  • Dark Hollow Falls: The park's most popular short hike is the 1.4-mile walk to Dark Hollow Falls, the closest cascade to the Skyline Drive. The trail begins at Mile 50.7 near the Byrd Visitor Center. Allow 1 1/4 hours for the round-trip.

  • Camp Hoover/Mill Prong: Starting at the Milam Gap parking area (Mile 52.8), this 4-mile round-trip hike drops down the Mill Prong to the Rapidan River, where President Herbert Hoover, an avid fisherman, had a camp during his administration (sort of the Camp David of his day). The total climb is 850 feet; allow 4 hours.

Access points to the Appalachian Trail are well marked at overlooks on the Skyline Drive. Along the trail, five backcountry shelters for day use each offer only a table, fireplace, pit toilet, and water. The Potomac Appalachian Trail Club, 118 Park St. SE, Vienna, VA 22180 (tel. 703/242-0315; www.patc.net), maintains huts and fully enclosed cabins that can accommodate up to 12 people. Use of the huts is free, but they are intended for long-distance hikers only. Cabins cost $15 to $25 on weekdays, $25 to $70 on weekends. You can reserve cabins by calling PATC Monday to Thursday between 7 and 9pm, Thursday and Friday from noon to 2pm (only during these hours). You'll have to submit a signed form (available on PATC's website), so you'll want to start the process as early as possible. PATC's website also shows cabin availabilities.

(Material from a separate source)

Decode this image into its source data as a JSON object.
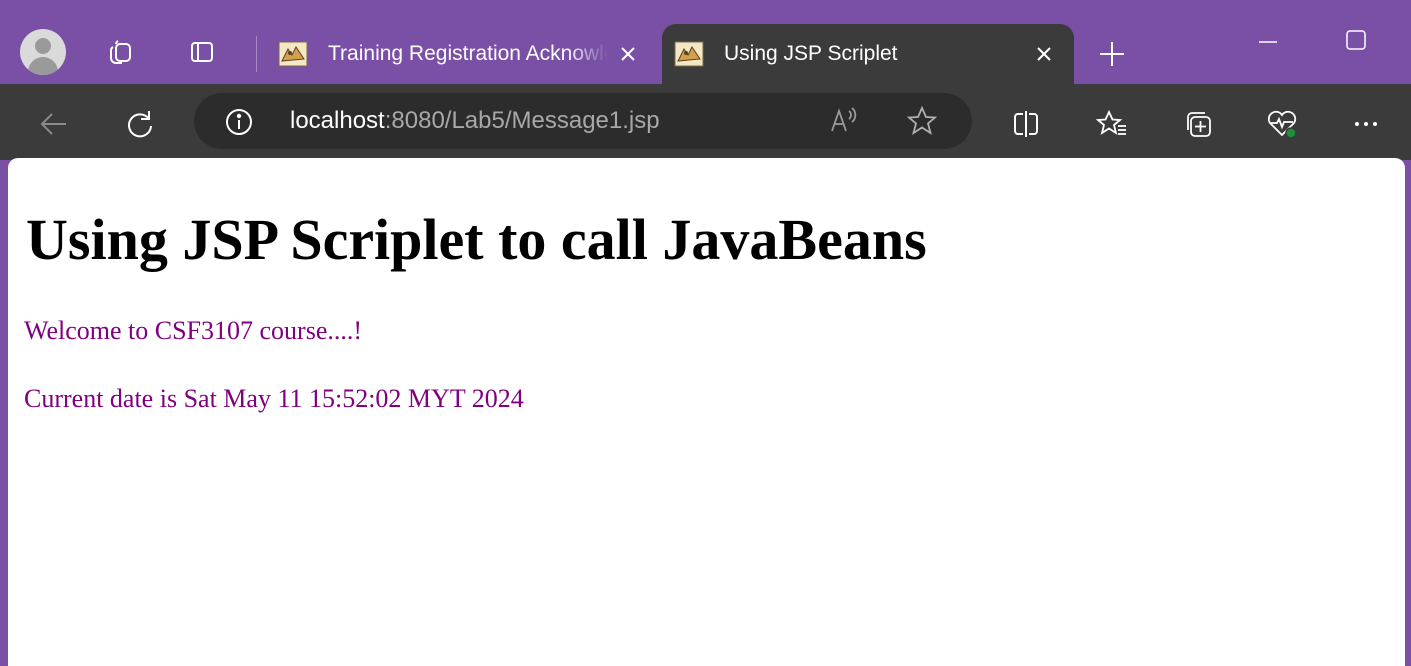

The park's streams are short, with limited fishing, so it's hardly worth the time and effort. The park publishes a free recreational fishing brochure and an annual list of streams open for fishing, available at the Big Meadows and Loft Mountain waysides or at sporting-goods stores outside the park.

Horseback Riding

Horses are allowed only on trails marked with yellow, and only via guided expeditions with Skyland Stables (tel. 540/999-2211; www.visitshenandoah.com), on the Skyland Lodge grounds (Mile 41.8). Rides cost $30 per person for 1 hour, $50 for 2 1/2 hours. Pony rides for children are $6 for 15 minutes, $12 for 30 minutes. Children must be 4 feet, 10 inches tall to ride the horses (otherwise they can take a pony ride); an adult must accompany those younger than 12. The stables operate from April through November. Call for reservations at least 1 day in advance. Note that rides can be cancelled during inclement weather.

Note: This information was accurate when it was published, but can change without notice. Please be sure to confirm all rates and details directly with the companies in question before planning your trip.